Less attention is being paid to something more basic. Namely, how, with Marvel actually producing the movie for Sony, the cinematic Spider-Man looks more like Spider-Man in the comics. Specifically, how he looks more like the version drawn by John Romita Sr. starting in 1966.

Romita, now 87, assumed the assignment after Spider-Man co-creator Steve Ditko quit Marvel that year. Romita essentially got a try out when he drew a two-part Daredevil story featuring Spider-Man as the guest star.

The change didn’t hurt Spider-Man’s popularity. Romita had a long run on the title. At times, other artists such as Gil Kane were brought in, with Romita doing the inks to maintain the basic look.

Romita also helped launch a Spider-Man newspaper comic strip in the 1970s. Eventually, Romita became Marvel’s art director before retiring.

Sony eventually got the film rights to Spider-Man as the result of a 1999 deal with Metro-Goldwyn-Mayer.  Prior to Spider-Man: Homecoming, Sony made five Spidey films from 2002 to 2014.

In all five, the costume crew put its own spin on the Spidey suit. For example, the one worn by Andrew Garfield in two of the movies had a spider design more elaborate than the one in the comics. You can view previous the Sony versions in this video:

Now, with Marvel and Sony collaborating (Sony is financing and distributing, Marvel is handling the production), there’s yet another new movie look for the character.

Spider-Man: Homecoming poster

This version, with Tom Holland as the character, made its debut in last year’s Captain America: Civil War.

Spidey in full costume looks almost like a Romita drawing come to life. There were a few changes, including some blue stripes not in the original. The web shooters are visible outside the gloves.

Still, the resemblance to the Romita version is there.

It is perhaps strongest on the poster for the new movie, where the largest image is Spider-Man in costume.

All of this may be overthinking the topic. It’s natural that Marvel Studios would want its Spidey to look different than the five previous Sony films. Still, consider this post a kind of shoutout to one of the stalwarts of the Marvel bullpen.

Wonder Woman breaks the superhero movie glass ceiling

Wonder Woman poster

Appropriately, it was Wonder Woman who broke the glass ceiling of superhero movies.

If anyone doubted it, star Gal Gadot and director Patty Jenkins showed women are more than capable of carrying a superhero epic on their shoulders.

The movie also provides a much-needed lift to Warner Bros.’s franchise of films based on DC Comics characters.

Movies such as Batman v Superman: Dawn of Justice and Suicide Squad opened big but fell off quickly amid sour reviews and bad word of mouth.

Wonder Woman likelywon’t open as big in the box office. It spotlights a single character, unlike Batman v Superman and Suicide Squad. But it appears to be enjoying good word of mouth and absolutely is getting good reviews, with a “fresh” rating above 90 percent on the Rotten Tomatoes website.

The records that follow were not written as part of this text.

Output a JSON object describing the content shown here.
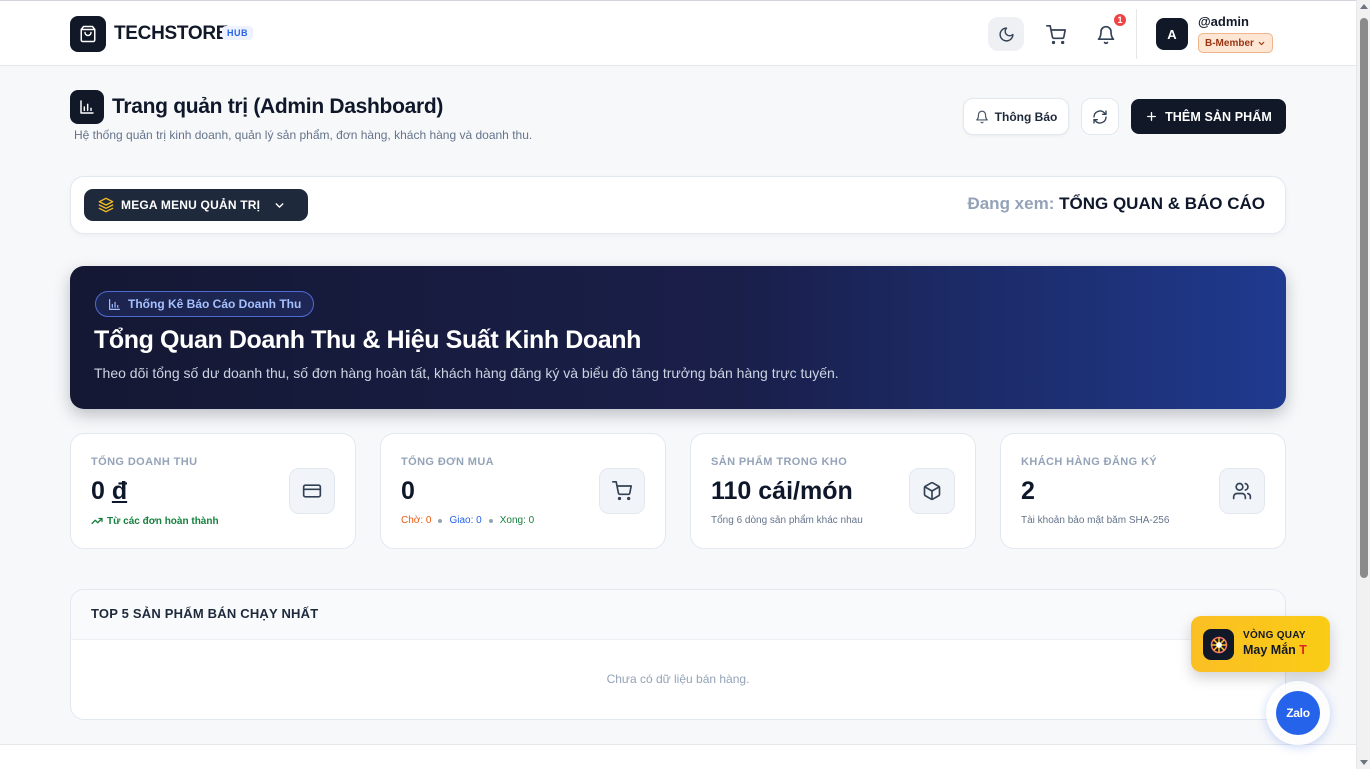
{
  "header": {
    "brand": "TECHSTORE",
    "brand_tag": "HUB",
    "notification_count": "1",
    "avatar_initial": "A",
    "username": "@admin",
    "membership": "B-Member"
  },
  "page": {
    "title": "Trang quản trị (Admin Dashboard)",
    "subtitle": "Hệ thống quản trị kinh doanh, quản lý sản phẩm, đơn hàng, khách hàng và doanh thu.",
    "notice_button": "Thông Báo",
    "add_button": "THÊM SẢN PHẨM"
  },
  "menubar": {
    "mega_menu_label": "MEGA MENU QUẢN TRỊ",
    "viewing_label": "Đang xem:",
    "viewing_value": "TỔNG QUAN & BÁO CÁO"
  },
  "hero": {
    "tag": "Thống Kê Báo Cáo Doanh Thu",
    "title": "Tổng Quan Doanh Thu & Hiệu Suất Kinh Doanh",
    "subtitle": "Theo dõi tổng số dư doanh thu, số đơn hàng hoàn tất, khách hàng đăng ký và biểu đồ tăng trưởng bán hàng trực tuyến."
  },
  "stats": [
    {
      "label": "TỔNG DOANH THU",
      "value": "0",
      "unit": "đ",
      "note": "Từ các đơn hoàn thành",
      "icon": "credit-card-icon"
    },
    {
      "label": "TỔNG ĐƠN MUA",
      "value": "0",
      "note_pending": "Chờ: 0",
      "note_shipping": "Giao: 0",
      "note_done": "Xong: 0",
      "icon": "cart-icon"
    },
    {
      "label": "SẢN PHẨM TRONG KHO",
      "value": "110 cái/món",
      "note": "Tổng 6 dòng sản phẩm khác nhau",
      "icon": "box-icon"
    },
    {
      "label": "KHÁCH HÀNG ĐĂNG KÝ",
      "value": "2",
      "note": "Tài khoản bảo mật băm SHA-256",
      "icon": "users-icon"
    }
  ],
  "top_products": {
    "title": "TOP 5 SẢN PHẨM BÁN CHẠY NHẤT",
    "empty_text": "Chưa có dữ liệu bán hàng."
  },
  "floating": {
    "wheel_line1": "VÒNG QUAY",
    "wheel_line2": "May Mắn",
    "wheel_mark": "T",
    "zalo": "Zalo"
  },
  "colors": {
    "primary_dark": "#111827",
    "accent_blue": "#2563eb",
    "badge_red": "#ef4444",
    "success_green": "#15803d",
    "pending_orange": "#ea580c"
  }
}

Superhero movies have been something of a boys club. You’d occasionally get something like 2005’s Elektra with Jennifer Garner. However, it has been a male-dominated genre. Marvel Studios has featured Scarlett Johansson’s Black Widow in several movies, but she’s either been part off a group or a supporting character.

Meanwhile, things are simply more interesting with a Warner Bros./DC Comic movies that’s not being lambasted for being crummy. Marvel has been on a roll but it could use some competition to keep it on its toes.

In tone, Wonder Woman is somewhat similar to Marvel’s Captain America: The First Avenger fro 2011. Both feature characters who come of age in a war setting. (Wonder Woman’s origin story is set in World War I, unlike the original comics which were set in World War II.)

Wonder Woman is by no means a copy of that Marvel film. But Wonder Woman, like the first Captain America movie, lays the groundwork for more to come.